While reliable data are available on the direct costs of hip fractures and to a lesser degree on vertebral fractures, robust data on the costs associated with nonhip, nonvertebral (NHNV) fractures are lacking. What has been shown is that following hip fractures, patients with distal femur and pelvis/sacrum fractures have the highest likelihood of acute hospitalization immediately following the fracture . Femoral fractures have also been shown to have high mean total costs ($16,423–$18,371) , surgery-related costs ($3091) , and supply costs ($4406) , and the longest hospital stay (5.8–6.2 days) . Among patients with vertebral fractures, which are the second most common reason for admission (14%), intensive care unit admissions and mortality are high, and costs and length of stay are higher than among patients with nonvertebral fractures (excluding hip and femur) (see Table 29.1 ).
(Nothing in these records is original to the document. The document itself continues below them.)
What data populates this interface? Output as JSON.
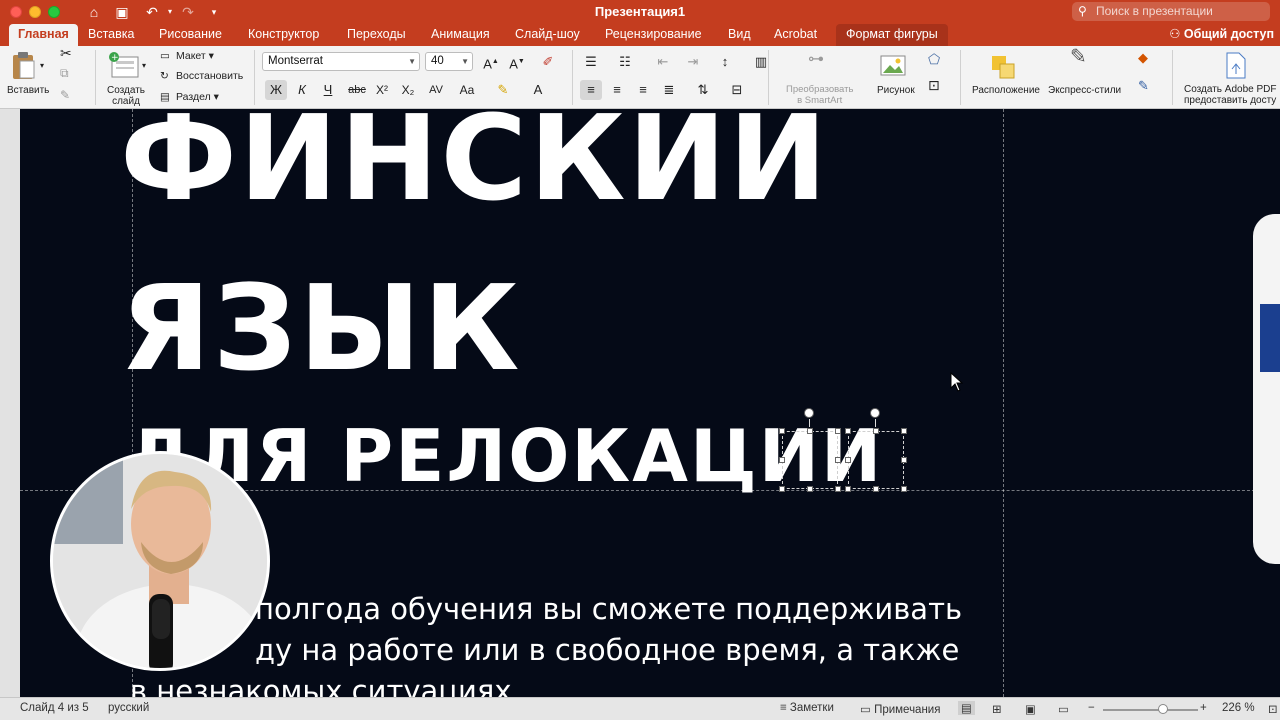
{
  "window": {
    "title": "Презентация1",
    "search_placeholder": "Поиск в презентации",
    "share_label": "Общий доступ"
  },
  "tabs": [
    "Главная",
    "Вставка",
    "Рисование",
    "Конструктор",
    "Переходы",
    "Анимация",
    "Слайд-шоу",
    "Рецензирование",
    "Вид",
    "Acrobat",
    "Формат фигуры"
  ],
  "ribbon": {
    "paste_label": "Вставить",
    "new_slide_label": "Создать слайд",
    "new_slide_line1": "Создать",
    "new_slide_line2": "слайд",
    "layout_label": "Макет",
    "reset_label": "Восстановить",
    "section_label": "Раздел",
    "font_name": "Montserrat",
    "font_size": "40",
    "bold_glyph": "Ж",
    "italic_glyph": "К",
    "underline_glyph": "Ч",
    "strike_glyph": "abc",
    "superscript_glyph": "X²",
    "subscript_glyph": "X₂",
    "smartart_line1": "Преобразовать",
    "smartart_line2": "в SmartArt",
    "picture_label": "Рисунок",
    "arrange_label": "Расположение",
    "quick_styles_label": "Экспресс-стили",
    "adobe_line1": "Создать Adobe PDF",
    "adobe_line2": "предоставить досту"
  },
  "slide": {
    "heading_line1": "ФИНСКИЙ",
    "heading_line2": "ЯЗЫК",
    "heading_line3": "ДЛЯ РЕЛОКАЦИИ",
    "body_line1": "полгода обучения вы сможете поддерживать",
    "body_line2": "ду на работе или в свободное время, а также",
    "body_line3": "в незнакомых ситуациях."
  },
  "status": {
    "slide_counter": "Слайд 4 из 5",
    "language": "русский",
    "notes_label": "Заметки",
    "comments_label": "Примечания",
    "zoom": "226 %"
  },
  "colors": {
    "accent": "#c43d1f",
    "slide_bg": "#050a17",
    "flag_blue": "#1b3f8f"
  }
}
|Total hospital cost (mean, $)||Length of stay (mean, days)||Hospital mortality (%)||ICU use (%)|
|Hip||14,744–15,845 a||5.6–5.7 a||2.1||8.7|
|Femur||16,423–18,371 a||5.8–6.2 a||1.8||9.6|
|Vertebral||11,681–13,110 a||5.3 a –5.4||1.5||9.5|
Analysis of data from a Medicare FFS population showed that annual allowed medical costs in the 12-month period starting with the new osteoporotic fracture were more than twice the costs incurred in the 12-month period prior to the fracture for the same beneficiaries; this included only direct costs identified through an administrative claims database (see Table 29.2 ). For example, for hip fractures, average costs in the year following the fracture (including the fracture itself) were over 200% greater than in the year prior to the fracture . The analysis also indicated that the additional cost in the year following a new osteoporotic fracture was primarily attributed to the cost for inpatient services, both hospital and skilled nursing facilities (SNFs) . Across all beneficiaries who had an osteoporotic fracture in 2015, the cost of inpatient care increased by 131%, or over $9500, between the year prior to the fracture and the year following the fracture . The cost of SNF services increased by 256%, or over $6600, over the same time period, with the average length of stay for SNF admissions increasing by 8% (see Table 29.3 ) .
|Fracture type||All beneficiaries with a new osteoporotic fracture|
|Distal femur shaft/distal femur||$27,318 (81%)|
|Distal radius/ulna||$9630 (67%)|
|Service category||All beneficiaries with a new osteoporotic fracture ( n =49,273)|
|Inpatient facility||$9538 (131%)|
|Outpatient facility||$932 (23%)|
|Skilled nursing facility||$6643 (256%)|
|Home health and private duty nursing||$2111 (128%)|
|Total estimated annual medical cost||$21,844 (102%)|